**TASK OBJECTIVE**
Identify and copy all lines of the material where the string "Requests" is found.

========================================================================

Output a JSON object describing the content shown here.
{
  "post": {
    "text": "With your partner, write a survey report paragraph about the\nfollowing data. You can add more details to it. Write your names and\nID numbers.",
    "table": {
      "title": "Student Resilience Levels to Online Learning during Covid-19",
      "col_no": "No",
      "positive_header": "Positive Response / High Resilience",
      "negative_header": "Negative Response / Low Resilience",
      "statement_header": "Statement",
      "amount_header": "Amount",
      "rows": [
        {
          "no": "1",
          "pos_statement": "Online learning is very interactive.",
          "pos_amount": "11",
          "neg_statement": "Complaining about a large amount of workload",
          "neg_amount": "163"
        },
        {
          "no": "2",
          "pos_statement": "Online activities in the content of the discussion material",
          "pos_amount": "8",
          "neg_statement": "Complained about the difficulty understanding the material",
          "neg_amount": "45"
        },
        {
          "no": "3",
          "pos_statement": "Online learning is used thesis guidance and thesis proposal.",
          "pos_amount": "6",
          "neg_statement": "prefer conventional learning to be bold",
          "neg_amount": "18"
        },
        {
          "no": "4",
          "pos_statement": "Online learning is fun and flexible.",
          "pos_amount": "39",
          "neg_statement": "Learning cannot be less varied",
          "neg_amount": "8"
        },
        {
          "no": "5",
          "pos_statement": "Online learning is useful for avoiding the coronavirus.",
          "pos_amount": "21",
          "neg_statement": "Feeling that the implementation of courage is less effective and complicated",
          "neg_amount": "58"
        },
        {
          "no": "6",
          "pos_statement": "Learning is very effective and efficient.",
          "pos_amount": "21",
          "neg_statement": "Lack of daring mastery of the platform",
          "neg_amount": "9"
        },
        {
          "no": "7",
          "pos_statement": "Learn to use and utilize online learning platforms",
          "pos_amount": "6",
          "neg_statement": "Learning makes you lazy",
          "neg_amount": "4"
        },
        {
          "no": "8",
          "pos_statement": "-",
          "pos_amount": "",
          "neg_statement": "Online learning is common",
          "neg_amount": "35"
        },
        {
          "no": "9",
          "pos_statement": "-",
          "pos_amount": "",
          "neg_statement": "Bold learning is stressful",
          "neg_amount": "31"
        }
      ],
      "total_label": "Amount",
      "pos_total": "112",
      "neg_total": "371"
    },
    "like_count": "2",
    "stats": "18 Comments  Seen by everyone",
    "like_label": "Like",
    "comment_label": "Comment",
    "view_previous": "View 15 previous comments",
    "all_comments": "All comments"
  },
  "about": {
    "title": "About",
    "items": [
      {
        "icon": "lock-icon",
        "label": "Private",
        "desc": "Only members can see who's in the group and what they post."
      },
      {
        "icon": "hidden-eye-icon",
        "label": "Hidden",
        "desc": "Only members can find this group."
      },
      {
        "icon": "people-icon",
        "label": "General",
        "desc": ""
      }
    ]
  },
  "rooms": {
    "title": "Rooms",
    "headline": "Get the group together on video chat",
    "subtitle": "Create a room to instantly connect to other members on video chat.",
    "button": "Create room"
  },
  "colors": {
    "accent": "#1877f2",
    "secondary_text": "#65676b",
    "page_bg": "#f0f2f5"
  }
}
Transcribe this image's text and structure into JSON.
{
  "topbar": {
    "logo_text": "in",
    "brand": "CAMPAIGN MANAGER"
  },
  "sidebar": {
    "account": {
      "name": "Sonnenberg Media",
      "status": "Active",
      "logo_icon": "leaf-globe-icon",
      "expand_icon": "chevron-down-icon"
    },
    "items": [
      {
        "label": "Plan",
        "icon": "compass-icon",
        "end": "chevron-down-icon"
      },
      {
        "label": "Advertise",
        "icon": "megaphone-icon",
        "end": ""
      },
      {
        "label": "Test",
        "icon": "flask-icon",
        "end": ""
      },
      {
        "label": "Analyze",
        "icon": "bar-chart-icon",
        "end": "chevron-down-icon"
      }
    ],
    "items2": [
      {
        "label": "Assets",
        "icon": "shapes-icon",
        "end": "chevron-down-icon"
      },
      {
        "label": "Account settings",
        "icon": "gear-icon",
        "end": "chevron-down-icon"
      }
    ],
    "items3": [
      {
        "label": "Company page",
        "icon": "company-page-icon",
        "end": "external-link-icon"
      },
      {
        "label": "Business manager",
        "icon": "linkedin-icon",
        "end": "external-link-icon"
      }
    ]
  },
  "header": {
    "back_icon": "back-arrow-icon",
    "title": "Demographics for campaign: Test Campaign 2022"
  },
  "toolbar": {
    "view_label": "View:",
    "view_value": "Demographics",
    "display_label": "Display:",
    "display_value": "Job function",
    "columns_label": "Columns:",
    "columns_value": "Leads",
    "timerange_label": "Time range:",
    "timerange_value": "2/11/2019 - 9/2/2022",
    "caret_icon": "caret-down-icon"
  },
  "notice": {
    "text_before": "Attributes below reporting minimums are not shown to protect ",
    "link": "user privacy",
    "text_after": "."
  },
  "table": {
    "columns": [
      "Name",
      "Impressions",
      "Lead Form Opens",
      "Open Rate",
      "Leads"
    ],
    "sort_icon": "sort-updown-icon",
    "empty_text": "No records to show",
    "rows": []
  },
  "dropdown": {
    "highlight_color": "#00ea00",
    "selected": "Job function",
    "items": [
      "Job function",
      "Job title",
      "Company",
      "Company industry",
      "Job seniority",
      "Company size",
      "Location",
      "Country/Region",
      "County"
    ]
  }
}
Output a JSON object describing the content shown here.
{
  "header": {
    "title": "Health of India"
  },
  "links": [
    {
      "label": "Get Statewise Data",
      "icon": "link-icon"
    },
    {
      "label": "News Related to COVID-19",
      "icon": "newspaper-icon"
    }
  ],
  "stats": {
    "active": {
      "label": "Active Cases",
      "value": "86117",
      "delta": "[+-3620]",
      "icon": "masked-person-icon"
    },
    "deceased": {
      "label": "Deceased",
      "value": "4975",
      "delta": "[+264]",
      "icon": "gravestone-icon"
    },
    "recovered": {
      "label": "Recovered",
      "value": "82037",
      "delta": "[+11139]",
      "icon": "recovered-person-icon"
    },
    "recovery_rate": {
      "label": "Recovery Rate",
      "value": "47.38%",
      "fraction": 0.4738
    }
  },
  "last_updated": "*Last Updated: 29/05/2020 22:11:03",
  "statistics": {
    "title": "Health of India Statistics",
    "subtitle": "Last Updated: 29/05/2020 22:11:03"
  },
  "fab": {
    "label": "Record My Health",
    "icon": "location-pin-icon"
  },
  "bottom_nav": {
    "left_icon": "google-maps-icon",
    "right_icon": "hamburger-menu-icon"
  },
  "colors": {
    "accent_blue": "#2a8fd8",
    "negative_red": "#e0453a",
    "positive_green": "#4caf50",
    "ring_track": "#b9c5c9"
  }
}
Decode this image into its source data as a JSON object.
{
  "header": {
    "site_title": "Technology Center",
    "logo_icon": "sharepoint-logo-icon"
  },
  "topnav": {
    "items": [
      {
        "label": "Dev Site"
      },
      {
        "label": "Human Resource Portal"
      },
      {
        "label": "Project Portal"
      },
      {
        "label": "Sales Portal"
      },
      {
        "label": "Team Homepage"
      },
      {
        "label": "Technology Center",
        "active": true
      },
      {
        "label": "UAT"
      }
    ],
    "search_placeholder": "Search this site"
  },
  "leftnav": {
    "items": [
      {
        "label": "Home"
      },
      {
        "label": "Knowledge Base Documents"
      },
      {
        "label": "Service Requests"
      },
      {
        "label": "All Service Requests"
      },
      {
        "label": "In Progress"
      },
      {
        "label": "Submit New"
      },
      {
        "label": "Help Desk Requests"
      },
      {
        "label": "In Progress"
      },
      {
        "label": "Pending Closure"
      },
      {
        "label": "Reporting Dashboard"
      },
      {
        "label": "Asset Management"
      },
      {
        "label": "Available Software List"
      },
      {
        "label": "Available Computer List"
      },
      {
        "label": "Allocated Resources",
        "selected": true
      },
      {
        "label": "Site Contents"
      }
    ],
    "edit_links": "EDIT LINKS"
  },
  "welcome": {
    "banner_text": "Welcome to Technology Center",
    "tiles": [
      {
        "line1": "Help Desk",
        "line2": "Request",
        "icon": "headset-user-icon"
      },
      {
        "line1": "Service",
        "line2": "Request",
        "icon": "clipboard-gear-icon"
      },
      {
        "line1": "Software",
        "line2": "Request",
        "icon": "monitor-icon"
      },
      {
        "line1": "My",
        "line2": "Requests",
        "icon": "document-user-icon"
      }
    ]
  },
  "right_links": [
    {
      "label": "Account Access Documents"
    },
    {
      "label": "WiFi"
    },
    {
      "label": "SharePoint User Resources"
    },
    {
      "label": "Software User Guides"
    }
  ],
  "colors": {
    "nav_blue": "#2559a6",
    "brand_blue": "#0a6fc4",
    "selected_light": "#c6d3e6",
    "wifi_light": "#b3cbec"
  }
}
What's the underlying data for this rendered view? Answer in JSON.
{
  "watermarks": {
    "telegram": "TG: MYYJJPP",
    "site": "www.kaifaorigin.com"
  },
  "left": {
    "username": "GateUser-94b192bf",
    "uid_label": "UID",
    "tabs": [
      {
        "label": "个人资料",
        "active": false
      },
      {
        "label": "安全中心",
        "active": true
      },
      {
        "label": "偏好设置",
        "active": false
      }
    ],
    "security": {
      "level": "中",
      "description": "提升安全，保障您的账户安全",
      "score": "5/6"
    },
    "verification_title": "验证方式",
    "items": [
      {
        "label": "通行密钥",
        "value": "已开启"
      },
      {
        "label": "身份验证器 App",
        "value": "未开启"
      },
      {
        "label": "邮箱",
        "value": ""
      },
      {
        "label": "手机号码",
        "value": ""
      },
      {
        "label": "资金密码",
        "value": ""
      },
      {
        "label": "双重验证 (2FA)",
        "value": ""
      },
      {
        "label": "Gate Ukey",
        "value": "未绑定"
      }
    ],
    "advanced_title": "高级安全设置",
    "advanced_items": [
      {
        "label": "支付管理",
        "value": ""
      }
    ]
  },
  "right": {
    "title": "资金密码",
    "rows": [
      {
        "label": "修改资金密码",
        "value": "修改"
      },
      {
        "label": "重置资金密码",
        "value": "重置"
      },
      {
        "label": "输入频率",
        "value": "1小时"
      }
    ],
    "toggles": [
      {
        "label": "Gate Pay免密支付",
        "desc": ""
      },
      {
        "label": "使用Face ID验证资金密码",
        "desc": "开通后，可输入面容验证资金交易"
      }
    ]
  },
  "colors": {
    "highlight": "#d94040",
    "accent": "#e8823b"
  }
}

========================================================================

**YOUR SOLUTION**
        "label": "Service Requests"
        "label": "All Service Requests"
        "label": "Help Desk Requests"
        "line2": "Requests",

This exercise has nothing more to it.